Thanks to those who completed the book-a-librarian survey. It wasn't official or anything and didn't affect my job or earn me any financial compensation.
Most of the results appear in this very large image. You'll need to use the zoom feature. And the colors sure are pretty.
But depending on how one answered the questions, a few other questions appeared. So if you look at the results and see that a few questions had many fewer responses, that's because of the branching.
There are 20 sets of responses.
There were also place for comments. And again, depending on previous answers, some of those questions appeared to fewer participants.
In response to Please describe the experience (of participating in a book-a-librarian service), these comments were offered:
It is very convenient and helpful
Our students tell us ahead of time what their project is, so one can prepare for appointment. It saves time for everyone.
We wind up doing a lot of technology coaching, particularly with regards to the library's downloadable collections and transferring items to the patron's gadgets. We have also gotten a handful of interesting reference questions.
Mostly we help patron one-on-one with computer training. It is easier than trying to set up a class where everyone has different agendas for what they want to learn.
In the section for, Check all boxes where you think patrons should be able to receive personal assistance through a book-a-librarian, there was a final box for Other:
anything involving information exchange
And for the final question, the responses were:
Specific programs for searching library databases or free internet sites such as law.com, usajobs, thomas.gov, google scholar, advanced google searching, medline, etc..
Academic issues need to be addressed.
A few of our branches have been using this kind of program to offer micro-instruction for software instruction, web searching and ebook help. But I was curious to see what others might be doing and whether a formal program is even needed since librarians usually assist patrons with whatever information needs they have.
But since this type of assistance would include appointment scheduling, it seems like it could be a slightly different service.

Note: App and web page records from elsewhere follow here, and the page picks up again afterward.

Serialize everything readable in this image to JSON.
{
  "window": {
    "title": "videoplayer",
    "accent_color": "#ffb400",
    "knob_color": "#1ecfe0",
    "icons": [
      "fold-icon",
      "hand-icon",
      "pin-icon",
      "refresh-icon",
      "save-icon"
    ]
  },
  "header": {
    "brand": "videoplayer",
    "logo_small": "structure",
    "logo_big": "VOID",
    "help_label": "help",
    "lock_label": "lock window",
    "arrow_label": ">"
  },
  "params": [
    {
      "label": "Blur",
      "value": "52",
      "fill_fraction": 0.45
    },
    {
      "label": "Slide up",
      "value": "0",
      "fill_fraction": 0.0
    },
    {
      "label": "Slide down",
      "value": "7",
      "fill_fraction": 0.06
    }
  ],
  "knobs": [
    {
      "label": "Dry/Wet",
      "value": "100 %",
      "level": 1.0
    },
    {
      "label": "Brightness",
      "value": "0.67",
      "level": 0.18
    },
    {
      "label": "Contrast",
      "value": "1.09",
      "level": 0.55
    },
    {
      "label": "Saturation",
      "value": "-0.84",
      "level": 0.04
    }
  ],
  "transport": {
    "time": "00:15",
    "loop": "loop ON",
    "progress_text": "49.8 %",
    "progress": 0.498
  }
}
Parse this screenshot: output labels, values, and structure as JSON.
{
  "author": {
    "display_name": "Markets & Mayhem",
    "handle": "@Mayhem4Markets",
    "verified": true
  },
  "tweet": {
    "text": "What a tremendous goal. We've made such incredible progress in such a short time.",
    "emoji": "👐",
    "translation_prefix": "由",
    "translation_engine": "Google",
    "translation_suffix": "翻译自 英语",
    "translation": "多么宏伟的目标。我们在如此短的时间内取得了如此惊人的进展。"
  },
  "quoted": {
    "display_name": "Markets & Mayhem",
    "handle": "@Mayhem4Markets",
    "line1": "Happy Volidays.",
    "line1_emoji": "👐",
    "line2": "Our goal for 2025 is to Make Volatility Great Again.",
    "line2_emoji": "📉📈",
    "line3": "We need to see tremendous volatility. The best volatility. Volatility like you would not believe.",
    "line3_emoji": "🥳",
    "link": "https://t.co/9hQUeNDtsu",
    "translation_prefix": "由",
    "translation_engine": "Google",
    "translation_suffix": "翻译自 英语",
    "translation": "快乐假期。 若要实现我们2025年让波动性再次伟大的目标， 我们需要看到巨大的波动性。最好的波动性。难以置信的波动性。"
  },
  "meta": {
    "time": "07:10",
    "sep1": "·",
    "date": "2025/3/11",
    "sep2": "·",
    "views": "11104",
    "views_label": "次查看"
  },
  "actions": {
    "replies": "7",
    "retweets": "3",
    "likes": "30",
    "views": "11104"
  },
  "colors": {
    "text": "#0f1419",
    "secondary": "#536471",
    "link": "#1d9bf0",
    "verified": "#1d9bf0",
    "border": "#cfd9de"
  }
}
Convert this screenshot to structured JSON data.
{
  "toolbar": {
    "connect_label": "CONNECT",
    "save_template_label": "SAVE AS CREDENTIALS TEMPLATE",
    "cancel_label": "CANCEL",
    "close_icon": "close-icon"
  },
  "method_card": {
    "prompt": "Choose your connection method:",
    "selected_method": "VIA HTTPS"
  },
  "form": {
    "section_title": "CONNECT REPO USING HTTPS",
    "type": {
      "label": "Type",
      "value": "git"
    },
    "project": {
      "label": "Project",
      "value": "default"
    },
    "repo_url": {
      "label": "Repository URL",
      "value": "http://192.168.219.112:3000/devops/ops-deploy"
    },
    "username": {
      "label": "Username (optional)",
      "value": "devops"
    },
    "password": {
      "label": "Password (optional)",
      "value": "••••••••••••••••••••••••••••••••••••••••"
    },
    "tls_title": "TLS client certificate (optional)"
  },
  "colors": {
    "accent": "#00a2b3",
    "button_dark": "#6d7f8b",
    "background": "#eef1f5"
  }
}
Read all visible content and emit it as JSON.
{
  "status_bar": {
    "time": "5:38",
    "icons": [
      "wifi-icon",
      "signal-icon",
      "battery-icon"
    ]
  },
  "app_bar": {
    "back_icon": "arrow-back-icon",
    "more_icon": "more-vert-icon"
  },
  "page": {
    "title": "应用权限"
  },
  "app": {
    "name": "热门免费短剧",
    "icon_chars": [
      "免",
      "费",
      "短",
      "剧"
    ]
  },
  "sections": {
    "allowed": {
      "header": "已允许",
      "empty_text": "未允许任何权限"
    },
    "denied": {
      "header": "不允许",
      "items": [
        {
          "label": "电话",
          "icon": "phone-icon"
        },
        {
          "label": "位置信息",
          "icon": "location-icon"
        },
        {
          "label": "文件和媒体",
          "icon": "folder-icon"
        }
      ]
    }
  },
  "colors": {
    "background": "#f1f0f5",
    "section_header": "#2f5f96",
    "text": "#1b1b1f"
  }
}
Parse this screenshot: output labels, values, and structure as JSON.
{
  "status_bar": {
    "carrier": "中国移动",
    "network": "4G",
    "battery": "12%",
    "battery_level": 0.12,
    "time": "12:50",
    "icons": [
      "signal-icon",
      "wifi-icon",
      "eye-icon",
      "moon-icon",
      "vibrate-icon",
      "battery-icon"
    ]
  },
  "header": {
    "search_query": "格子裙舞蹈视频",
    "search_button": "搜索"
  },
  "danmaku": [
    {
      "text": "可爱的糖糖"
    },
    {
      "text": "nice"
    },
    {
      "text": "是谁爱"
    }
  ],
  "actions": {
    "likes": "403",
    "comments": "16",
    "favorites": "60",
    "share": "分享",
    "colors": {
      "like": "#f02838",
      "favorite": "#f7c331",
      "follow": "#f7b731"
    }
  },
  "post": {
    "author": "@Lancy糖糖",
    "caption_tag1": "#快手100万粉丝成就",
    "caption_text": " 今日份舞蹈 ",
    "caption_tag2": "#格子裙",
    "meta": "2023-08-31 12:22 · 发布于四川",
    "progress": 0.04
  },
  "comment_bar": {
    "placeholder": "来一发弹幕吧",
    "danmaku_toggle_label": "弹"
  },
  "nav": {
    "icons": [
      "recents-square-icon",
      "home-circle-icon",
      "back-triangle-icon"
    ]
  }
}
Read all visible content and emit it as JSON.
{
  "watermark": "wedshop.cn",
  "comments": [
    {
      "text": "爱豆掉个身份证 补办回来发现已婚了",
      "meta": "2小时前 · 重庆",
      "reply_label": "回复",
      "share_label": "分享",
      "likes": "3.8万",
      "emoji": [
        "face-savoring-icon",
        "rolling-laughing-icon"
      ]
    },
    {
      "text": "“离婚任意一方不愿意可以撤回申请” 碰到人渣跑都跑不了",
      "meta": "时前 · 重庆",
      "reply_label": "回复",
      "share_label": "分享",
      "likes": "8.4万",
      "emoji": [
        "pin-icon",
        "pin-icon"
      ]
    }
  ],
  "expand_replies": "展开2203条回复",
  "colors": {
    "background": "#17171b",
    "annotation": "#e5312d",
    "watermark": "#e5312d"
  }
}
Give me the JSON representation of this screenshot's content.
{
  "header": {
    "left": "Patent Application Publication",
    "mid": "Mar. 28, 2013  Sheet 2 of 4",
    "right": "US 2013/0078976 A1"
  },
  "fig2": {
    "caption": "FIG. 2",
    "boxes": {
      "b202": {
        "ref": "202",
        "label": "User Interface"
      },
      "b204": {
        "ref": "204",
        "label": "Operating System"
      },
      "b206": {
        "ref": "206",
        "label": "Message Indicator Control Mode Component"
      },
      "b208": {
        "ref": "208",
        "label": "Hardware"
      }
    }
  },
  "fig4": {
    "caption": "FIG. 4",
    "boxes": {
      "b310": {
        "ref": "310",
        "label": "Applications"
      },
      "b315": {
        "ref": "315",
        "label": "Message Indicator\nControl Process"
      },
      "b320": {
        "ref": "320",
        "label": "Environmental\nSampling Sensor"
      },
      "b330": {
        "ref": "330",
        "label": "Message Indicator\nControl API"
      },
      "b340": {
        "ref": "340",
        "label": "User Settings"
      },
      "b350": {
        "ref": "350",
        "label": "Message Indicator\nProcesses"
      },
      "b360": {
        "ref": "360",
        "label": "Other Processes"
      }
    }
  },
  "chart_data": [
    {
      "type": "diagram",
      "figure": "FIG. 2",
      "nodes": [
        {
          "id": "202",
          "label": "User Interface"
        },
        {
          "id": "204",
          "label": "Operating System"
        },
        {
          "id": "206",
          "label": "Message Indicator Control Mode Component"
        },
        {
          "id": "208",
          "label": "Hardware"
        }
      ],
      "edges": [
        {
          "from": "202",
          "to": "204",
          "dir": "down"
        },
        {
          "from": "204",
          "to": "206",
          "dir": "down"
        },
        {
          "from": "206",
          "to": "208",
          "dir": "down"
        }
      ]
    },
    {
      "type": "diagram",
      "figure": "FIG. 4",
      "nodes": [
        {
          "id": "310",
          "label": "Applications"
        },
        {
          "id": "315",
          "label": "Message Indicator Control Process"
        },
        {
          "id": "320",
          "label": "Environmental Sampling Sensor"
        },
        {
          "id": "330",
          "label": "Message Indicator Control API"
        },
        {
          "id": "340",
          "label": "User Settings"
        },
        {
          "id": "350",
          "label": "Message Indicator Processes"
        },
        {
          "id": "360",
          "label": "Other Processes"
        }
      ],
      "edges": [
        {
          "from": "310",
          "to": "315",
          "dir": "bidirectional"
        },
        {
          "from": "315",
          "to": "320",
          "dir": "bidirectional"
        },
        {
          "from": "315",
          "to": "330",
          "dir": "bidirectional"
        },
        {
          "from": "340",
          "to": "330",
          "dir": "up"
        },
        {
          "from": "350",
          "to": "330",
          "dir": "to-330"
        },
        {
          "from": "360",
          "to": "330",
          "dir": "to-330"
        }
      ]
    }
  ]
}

If you knew that you had a full half-hour with a librarian, what types of research do you think you would pursue? And if you knew that you could spend a full half-hour with a single patron, how much instruction would you prepare?